THE TASK: In full and without edits, write out the data that follows.

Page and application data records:
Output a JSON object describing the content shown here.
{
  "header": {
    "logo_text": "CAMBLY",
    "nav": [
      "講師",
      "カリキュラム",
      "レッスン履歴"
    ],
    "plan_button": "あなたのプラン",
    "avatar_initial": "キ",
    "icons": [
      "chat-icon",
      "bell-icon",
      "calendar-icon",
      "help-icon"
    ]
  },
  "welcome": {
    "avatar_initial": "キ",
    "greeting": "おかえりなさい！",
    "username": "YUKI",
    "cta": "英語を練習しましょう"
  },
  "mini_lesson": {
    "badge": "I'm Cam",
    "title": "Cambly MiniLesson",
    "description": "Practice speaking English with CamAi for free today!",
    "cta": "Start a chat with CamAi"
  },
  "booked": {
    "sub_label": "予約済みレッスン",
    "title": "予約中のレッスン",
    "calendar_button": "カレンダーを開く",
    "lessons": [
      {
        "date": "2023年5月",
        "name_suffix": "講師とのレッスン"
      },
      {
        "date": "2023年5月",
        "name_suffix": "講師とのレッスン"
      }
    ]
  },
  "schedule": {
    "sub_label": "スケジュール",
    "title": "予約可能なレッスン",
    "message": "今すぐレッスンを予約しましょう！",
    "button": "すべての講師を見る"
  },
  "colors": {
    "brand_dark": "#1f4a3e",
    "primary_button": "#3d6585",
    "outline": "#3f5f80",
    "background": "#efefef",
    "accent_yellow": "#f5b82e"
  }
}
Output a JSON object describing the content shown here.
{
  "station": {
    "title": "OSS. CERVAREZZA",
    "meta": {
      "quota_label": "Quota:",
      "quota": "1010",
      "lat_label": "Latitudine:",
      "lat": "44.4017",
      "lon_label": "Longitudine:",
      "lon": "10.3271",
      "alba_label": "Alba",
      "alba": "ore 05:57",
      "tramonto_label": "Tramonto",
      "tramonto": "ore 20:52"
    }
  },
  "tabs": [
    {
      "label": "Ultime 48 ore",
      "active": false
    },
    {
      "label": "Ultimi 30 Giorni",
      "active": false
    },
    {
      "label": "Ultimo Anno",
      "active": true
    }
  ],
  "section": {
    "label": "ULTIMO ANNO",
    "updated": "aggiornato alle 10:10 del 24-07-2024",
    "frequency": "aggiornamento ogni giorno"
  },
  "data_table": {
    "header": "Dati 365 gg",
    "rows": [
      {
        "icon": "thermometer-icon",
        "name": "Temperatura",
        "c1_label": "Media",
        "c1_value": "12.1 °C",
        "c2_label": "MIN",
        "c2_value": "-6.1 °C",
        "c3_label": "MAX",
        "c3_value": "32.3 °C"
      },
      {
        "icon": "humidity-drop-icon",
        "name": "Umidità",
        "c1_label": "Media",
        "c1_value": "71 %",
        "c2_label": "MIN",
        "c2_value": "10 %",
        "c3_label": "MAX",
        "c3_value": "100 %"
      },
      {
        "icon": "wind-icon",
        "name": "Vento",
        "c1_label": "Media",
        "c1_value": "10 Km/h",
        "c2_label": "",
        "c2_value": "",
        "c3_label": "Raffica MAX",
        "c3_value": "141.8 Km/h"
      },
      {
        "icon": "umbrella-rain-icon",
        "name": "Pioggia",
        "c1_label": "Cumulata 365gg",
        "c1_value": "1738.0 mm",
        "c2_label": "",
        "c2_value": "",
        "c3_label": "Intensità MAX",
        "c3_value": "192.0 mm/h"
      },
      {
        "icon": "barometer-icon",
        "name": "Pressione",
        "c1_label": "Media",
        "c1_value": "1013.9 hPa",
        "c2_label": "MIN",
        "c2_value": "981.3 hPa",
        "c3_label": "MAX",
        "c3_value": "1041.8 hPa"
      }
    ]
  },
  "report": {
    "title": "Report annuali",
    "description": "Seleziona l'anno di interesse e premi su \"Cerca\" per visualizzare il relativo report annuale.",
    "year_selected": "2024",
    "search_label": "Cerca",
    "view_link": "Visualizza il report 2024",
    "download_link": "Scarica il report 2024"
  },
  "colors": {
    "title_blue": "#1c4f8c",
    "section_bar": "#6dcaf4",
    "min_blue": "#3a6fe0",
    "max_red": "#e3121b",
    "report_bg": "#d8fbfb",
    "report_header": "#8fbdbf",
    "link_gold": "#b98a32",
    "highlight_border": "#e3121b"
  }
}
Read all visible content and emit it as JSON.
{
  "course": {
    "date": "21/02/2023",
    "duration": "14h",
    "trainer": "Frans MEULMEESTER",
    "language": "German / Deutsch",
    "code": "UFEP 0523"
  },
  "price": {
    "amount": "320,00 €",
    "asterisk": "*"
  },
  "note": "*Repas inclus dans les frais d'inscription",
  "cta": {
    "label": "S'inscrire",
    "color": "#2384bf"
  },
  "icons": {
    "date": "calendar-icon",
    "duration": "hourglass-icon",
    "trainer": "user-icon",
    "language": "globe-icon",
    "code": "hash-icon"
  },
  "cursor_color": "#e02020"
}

SOLUTION TO THE EXERCISE:
Output a JSON object describing the content shown here.
{
  "header": {
    "logo_text": "CAMBLY",
    "nav": [
      "講師",
      "カリキュラム",
      "レッスン履歴"
    ],
    "plan_button": "あなたのプラン",
    "avatar_initial": "キ",
    "icons": [
      "chat-icon",
      "bell-icon",
      "calendar-icon",
      "help-icon"
    ]
  },
  "welcome": {
    "avatar_initial": "キ",
    "greeting": "おかえりなさい！",
    "username": "YUKI",
    "cta": "英語を練習しましょう"
  },
  "mini_lesson": {
    "badge": "I'm Cam",
    "title": "Cambly MiniLesson",
    "description": "Practice speaking English with CamAi for free today!",
    "cta": "Start a chat with CamAi"
  },
  "booked": {
    "sub_label": "予約済みレッスン",
    "title": "予約中のレッスン",
    "calendar_button": "カレンダーを開く",
    "lessons": [
      {
        "date": "2023年5月",
        "name_suffix": "講師とのレッスン"
      },
      {
        "date": "2023年5月",
        "name_suffix": "講師とのレッスン"
      }
    ]
  },
  "schedule": {
    "sub_label": "スケジュール",
    "title": "予約可能なレッスン",
    "message": "今すぐレッスンを予約しましょう！",
    "button": "すべての講師を見る"
  },
  "colors": {
    "brand_dark": "#1f4a3e",
    "primary_button": "#3d6585",
    "outline": "#3f5f80",
    "background": "#efefef",
    "accent_yellow": "#f5b82e"
  }
}
Output a JSON object describing the content shown here.
{
  "station": {
    "title": "OSS. CERVAREZZA",
    "meta": {
      "quota_label": "Quota:",
      "quota": "1010",
      "lat_label": "Latitudine:",
      "lat": "44.4017",
      "lon_label": "Longitudine:",
      "lon": "10.3271",
      "alba_label": "Alba",
      "alba": "ore 05:57",
      "tramonto_label": "Tramonto",
      "tramonto": "ore 20:52"
    }
  },
  "tabs": [
    {
      "label": "Ultime 48 ore",
      "active": false
    },
    {
      "label": "Ultimi 30 Giorni",
      "active": false
    },
    {
      "label": "Ultimo Anno",
      "active": true
    }
  ],
  "section": {
    "label": "ULTIMO ANNO",
    "updated": "aggiornato alle 10:10 del 24-07-2024",
    "frequency": "aggiornamento ogni giorno"
  },
  "data_table": {
    "header": "Dati 365 gg",
    "rows": [
      {
        "icon": "thermometer-icon",
        "name": "Temperatura",
        "c1_label": "Media",
        "c1_value": "12.1 °C",
        "c2_label": "MIN",
        "c2_value": "-6.1 °C",
        "c3_label": "MAX",
        "c3_value": "32.3 °C"
      },
      {
        "icon": "humidity-drop-icon",
        "name": "Umidità",
        "c1_label": "Media",
        "c1_value": "71 %",
        "c2_label": "MIN",
        "c2_value": "10 %",
        "c3_label": "MAX",
        "c3_value": "100 %"
      },
      {
        "icon": "wind-icon",
        "name": "Vento",
        "c1_label": "Media",
        "c1_value": "10 Km/h",
        "c2_label": "",
        "c2_value": "",
        "c3_label": "Raffica MAX",
        "c3_value": "141.8 Km/h"
      },
      {
        "icon": "umbrella-rain-icon",
        "name": "Pioggia",
        "c1_label": "Cumulata 365gg",
        "c1_value": "1738.0 mm",
        "c2_label": "",
        "c2_value": "",
        "c3_label": "Intensità MAX",
        "c3_value": "192.0 mm/h"
      },
      {
        "icon": "barometer-icon",
        "name": "Pressione",
        "c1_label": "Media",
        "c1_value": "1013.9 hPa",
        "c2_label": "MIN",
        "c2_value": "981.3 hPa",
        "c3_label": "MAX",
        "c3_value": "1041.8 hPa"
      }
    ]
  },
  "report": {
    "title": "Report annuali",
    "description": "Seleziona l'anno di interesse e premi su \"Cerca\" per visualizzare il relativo report annuale.",
    "year_selected": "2024",
    "search_label": "Cerca",
    "view_link": "Visualizza il report 2024",
    "download_link": "Scarica il report 2024"
  },
  "colors": {
    "title_blue": "#1c4f8c",
    "section_bar": "#6dcaf4",
    "min_blue": "#3a6fe0",
    "max_red": "#e3121b",
    "report_bg": "#d8fbfb",
    "report_header": "#8fbdbf",
    "link_gold": "#b98a32",
    "highlight_border": "#e3121b"
  }
}
Read all visible content and emit it as JSON.
{
  "course": {
    "date": "21/02/2023",
    "duration": "14h",
    "trainer": "Frans MEULMEESTER",
    "language": "German / Deutsch",
    "code": "UFEP 0523"
  },
  "price": {
    "amount": "320,00 €",
    "asterisk": "*"
  },
  "note": "*Repas inclus dans les frais d'inscription",
  "cta": {
    "label": "S'inscrire",
    "color": "#2384bf"
  },
  "icons": {
    "date": "calendar-icon",
    "duration": "hourglass-icon",
    "trainer": "user-icon",
    "language": "globe-icon",
    "code": "hash-icon"
  },
  "cursor_color": "#e02020"
}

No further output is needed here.